The Arc of Northern Rhode Island's roots began in 1954, when a meeting of parents of children with mental retardation was held in response to an ad placed in the Woonsocket Call by Mr. and Mrs. Nate Miller. The primary focus in the fifties by these parents was to provide, day care, education and recreation for their children.

In 1960, the chapter became incorporated as The Woonsocket Chapter, Rhode Island Association of Retarded Children and began to receive support directly from the United Fund.

During this decade we started an adult workshop with four individuals and hired Paul Marchand as our first full time executive director. In 1968 our volunteers took to the polls and the voters overwhelmingly approved the first of many multi-million dollar bond issues to construct community based facilities.

It was in the early 70s when we opened our first residential home at 492 South Main Street, Woonsocket, Rhode Island. During this decade, House Bill S-344, mandating the education of all children with mental retardation became state law. The decade of the 70's also included the hiring of Gerald P. Ventre as executive director, a position he still holds today.

In 1974, construction of our facility at 80 Fabien Street, Woonsocket, began and was completed in 1975. During the mid-seventies we joined with all chapters statewide in filing a class action suit against the State of Rhode Island to close Ladd School, a state institution for persons with mental retardation where living conditions were described as being "atrocious".

The 80s saw many changes as we continued to open additional residential homes and purchased 320 Main Street, site of our administrative offices; this site also features the Monument Square Cafe, where people with developmental disabilities enjoy inclusive employment opportunities. We also established the Citizen Advocacy Program, a friendship project for people with and without developmental disabilities. In addition, we began our apartment and community employment programs. We conducted a successful capital campaign to both renovate our 320 Main Street facility and to retire its mortgage.

Progress continued in the 90s with the establishment of a youth activity program, respite services, and the dedication of the Arc Angel Memorial in the lobby of the Gerald P. Ventre Center, 80 Fabien Street, Woonsocket. During this decade, three women were assisted in purchasing a home of their own.

The close of the century also saw the establishment of The Arc Artisan program, an innovative venture project that encourages individuals to make good use of their creative talents.

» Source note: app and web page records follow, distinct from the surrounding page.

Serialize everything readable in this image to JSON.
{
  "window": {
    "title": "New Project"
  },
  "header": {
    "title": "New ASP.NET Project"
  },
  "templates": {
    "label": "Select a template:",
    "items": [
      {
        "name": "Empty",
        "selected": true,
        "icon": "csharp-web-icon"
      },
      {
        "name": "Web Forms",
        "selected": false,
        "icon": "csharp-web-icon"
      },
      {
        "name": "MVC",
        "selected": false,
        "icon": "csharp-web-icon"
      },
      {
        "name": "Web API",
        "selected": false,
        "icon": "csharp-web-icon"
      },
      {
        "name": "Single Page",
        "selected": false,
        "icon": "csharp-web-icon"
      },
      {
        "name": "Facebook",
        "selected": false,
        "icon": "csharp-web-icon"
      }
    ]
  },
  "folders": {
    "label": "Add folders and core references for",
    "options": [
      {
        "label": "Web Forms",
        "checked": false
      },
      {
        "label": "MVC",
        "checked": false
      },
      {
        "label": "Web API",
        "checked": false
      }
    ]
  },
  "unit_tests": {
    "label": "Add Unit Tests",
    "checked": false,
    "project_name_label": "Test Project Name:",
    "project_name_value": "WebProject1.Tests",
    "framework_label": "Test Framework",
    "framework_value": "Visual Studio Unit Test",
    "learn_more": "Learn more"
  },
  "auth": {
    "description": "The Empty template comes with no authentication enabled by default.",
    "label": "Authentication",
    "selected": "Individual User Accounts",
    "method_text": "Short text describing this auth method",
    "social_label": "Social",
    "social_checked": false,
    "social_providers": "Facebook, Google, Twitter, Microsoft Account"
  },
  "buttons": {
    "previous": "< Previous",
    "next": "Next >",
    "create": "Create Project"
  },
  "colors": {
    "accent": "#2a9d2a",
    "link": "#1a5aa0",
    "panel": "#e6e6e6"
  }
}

Arts and crafts projects are created by persons receiving services and sold in a variety of locations.

We have traveled far since opening our first residential home in 1973. We presently oversee 16 such homes throughout the Northern Rhode Island area and provide supports to more than 350 people with developmental disabilities.

Our journey into a new and exciting century is filled with the promise of change, yet we understand the importance of embracing our past.

The Arc of Northern Rhode Island's history is rooted in the commitment and dedication of the many families who then, as now, continue to generate supports and services that provide people with developmental disabilities the happiness they so truly deserve.

Our quest continues.